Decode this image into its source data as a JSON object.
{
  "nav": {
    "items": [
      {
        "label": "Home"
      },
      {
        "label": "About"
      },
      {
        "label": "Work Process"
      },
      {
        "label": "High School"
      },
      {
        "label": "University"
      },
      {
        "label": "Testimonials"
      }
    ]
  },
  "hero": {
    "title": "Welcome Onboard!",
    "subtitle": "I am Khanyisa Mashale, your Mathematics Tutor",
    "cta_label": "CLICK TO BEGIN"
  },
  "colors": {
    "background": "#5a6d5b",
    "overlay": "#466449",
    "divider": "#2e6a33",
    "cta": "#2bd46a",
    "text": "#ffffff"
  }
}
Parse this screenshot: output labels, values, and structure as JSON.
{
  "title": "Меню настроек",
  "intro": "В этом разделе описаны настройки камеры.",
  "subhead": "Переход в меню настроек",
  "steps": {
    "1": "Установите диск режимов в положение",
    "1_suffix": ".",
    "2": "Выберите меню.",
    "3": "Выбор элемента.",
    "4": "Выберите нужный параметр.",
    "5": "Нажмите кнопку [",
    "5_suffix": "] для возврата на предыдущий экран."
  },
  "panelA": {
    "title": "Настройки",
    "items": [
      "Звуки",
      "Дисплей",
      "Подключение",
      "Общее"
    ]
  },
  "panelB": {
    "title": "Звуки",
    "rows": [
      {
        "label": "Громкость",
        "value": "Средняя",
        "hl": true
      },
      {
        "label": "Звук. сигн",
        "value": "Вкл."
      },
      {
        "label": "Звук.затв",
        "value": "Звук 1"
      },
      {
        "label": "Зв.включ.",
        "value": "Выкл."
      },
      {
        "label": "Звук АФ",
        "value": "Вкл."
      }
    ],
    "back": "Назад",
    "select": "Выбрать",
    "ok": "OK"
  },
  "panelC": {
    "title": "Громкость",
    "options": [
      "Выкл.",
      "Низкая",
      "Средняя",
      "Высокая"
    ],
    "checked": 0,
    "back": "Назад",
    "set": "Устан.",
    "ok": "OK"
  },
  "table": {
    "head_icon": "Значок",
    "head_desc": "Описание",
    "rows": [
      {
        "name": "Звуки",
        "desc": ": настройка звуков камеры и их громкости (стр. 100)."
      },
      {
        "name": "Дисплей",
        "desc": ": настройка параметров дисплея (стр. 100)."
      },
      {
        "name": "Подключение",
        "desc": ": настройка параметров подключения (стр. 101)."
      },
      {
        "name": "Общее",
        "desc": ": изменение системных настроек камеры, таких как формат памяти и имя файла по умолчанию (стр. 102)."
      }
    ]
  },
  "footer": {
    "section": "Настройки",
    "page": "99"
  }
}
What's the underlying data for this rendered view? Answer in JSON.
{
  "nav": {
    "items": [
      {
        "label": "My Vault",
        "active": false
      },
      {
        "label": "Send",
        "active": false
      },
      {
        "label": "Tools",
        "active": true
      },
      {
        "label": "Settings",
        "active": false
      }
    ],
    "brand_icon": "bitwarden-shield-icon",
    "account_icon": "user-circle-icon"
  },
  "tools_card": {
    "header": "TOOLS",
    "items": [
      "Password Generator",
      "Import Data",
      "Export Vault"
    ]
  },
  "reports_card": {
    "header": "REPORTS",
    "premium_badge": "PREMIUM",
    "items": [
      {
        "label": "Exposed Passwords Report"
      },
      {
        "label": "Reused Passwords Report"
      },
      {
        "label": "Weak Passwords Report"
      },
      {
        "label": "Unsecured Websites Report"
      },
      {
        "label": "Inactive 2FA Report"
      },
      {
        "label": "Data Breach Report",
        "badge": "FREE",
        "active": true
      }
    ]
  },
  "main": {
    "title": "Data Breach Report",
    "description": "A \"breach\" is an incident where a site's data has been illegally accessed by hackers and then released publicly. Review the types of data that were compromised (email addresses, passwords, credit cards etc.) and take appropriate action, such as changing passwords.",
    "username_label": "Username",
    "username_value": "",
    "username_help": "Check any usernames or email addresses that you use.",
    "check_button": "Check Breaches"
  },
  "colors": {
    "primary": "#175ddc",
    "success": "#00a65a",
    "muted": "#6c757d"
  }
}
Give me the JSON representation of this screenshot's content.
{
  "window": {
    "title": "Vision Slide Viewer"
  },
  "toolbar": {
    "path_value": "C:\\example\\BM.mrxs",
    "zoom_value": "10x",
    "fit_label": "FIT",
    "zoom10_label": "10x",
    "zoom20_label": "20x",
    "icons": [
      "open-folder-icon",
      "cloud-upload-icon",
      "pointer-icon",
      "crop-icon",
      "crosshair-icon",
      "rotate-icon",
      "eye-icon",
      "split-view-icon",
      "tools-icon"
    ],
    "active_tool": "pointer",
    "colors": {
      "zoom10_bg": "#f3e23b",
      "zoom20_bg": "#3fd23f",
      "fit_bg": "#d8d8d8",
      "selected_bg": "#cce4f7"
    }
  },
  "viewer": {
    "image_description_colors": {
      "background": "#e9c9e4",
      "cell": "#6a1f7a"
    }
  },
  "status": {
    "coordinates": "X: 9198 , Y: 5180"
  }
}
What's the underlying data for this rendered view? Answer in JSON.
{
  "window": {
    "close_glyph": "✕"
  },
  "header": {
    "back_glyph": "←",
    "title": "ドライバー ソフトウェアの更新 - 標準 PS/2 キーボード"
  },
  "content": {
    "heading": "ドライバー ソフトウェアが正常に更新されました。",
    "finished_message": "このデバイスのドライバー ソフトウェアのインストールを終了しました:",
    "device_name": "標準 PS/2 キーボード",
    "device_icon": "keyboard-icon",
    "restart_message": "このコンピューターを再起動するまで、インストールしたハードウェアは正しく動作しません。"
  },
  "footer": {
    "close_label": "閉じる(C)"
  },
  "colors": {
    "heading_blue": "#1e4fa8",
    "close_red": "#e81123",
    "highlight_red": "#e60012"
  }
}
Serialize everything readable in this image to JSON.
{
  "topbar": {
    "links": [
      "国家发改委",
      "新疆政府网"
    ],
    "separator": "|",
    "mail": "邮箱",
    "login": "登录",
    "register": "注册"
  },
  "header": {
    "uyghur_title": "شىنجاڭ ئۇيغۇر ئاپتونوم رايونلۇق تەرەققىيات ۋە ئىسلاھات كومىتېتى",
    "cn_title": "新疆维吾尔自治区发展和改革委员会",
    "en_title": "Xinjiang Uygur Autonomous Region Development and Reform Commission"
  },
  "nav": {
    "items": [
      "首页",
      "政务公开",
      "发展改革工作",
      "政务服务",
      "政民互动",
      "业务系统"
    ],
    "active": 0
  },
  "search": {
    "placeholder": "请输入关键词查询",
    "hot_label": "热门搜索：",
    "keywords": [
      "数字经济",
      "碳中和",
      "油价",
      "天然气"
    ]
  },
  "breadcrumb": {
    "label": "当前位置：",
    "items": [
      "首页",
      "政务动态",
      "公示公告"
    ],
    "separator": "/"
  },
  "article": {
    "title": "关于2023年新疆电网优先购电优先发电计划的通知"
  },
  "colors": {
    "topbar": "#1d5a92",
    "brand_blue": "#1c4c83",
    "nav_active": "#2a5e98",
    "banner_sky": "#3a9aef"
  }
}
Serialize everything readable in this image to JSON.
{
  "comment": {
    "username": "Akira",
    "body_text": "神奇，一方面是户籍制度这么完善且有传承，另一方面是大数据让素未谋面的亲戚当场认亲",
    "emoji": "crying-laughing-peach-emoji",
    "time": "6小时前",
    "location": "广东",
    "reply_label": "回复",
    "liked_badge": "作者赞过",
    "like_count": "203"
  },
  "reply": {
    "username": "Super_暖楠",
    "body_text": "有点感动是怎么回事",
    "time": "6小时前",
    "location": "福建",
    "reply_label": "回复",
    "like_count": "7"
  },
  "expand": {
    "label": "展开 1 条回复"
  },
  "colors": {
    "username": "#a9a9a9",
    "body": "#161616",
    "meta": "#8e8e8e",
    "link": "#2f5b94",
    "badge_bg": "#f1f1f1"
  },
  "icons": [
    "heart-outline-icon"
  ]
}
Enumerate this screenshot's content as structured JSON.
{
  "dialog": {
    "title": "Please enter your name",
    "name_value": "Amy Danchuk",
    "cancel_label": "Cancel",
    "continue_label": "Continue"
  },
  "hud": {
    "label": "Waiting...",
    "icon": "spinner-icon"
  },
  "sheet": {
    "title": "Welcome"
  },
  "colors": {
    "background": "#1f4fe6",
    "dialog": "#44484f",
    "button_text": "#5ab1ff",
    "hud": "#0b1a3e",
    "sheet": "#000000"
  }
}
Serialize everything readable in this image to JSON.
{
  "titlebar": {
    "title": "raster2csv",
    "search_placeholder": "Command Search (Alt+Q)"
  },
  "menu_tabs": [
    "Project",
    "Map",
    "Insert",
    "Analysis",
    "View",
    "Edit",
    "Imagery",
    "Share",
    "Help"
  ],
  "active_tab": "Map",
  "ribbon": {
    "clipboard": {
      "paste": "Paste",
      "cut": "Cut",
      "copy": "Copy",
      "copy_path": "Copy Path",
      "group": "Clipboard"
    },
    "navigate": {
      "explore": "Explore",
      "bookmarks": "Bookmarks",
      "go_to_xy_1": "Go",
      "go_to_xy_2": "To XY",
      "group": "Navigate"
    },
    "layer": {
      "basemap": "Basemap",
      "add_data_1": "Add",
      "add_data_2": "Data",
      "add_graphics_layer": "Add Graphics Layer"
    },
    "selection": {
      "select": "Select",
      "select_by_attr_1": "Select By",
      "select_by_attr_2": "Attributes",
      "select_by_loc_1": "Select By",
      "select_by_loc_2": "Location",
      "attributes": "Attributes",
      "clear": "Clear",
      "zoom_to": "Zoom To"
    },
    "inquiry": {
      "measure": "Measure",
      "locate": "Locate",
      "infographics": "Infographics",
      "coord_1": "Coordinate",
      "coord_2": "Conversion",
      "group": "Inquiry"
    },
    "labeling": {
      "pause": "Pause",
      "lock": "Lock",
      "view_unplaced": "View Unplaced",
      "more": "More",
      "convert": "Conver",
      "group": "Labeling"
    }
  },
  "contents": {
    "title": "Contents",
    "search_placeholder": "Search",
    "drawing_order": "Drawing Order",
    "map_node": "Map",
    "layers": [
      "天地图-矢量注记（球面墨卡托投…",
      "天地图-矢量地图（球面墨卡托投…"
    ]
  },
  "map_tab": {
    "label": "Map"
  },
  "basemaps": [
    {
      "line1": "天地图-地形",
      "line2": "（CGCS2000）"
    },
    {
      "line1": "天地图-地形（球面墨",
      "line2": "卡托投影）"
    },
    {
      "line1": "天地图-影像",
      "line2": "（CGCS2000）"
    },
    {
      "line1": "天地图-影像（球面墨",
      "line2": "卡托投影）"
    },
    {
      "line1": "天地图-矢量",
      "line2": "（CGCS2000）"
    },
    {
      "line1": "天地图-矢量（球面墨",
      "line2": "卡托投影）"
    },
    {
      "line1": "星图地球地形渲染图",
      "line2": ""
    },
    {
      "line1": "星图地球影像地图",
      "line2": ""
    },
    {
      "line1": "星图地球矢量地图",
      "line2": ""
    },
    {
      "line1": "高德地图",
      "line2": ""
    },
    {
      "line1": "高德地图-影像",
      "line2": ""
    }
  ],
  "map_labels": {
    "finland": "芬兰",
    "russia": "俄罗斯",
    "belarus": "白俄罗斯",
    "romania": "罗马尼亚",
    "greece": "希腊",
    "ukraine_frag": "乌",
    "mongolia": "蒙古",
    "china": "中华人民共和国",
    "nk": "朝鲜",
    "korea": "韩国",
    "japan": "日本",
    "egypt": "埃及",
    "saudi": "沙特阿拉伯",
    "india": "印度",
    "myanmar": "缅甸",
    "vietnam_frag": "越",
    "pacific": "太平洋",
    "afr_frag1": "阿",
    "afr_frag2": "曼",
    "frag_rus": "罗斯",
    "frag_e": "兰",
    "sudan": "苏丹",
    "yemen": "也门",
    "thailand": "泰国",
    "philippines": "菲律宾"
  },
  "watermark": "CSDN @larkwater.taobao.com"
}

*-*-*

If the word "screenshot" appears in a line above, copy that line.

Parse this screenshot: output labels, values, and structure as JSON.
Give me the JSON representation of this screenshot's content.
Enumerate this screenshot's content as structured JSON.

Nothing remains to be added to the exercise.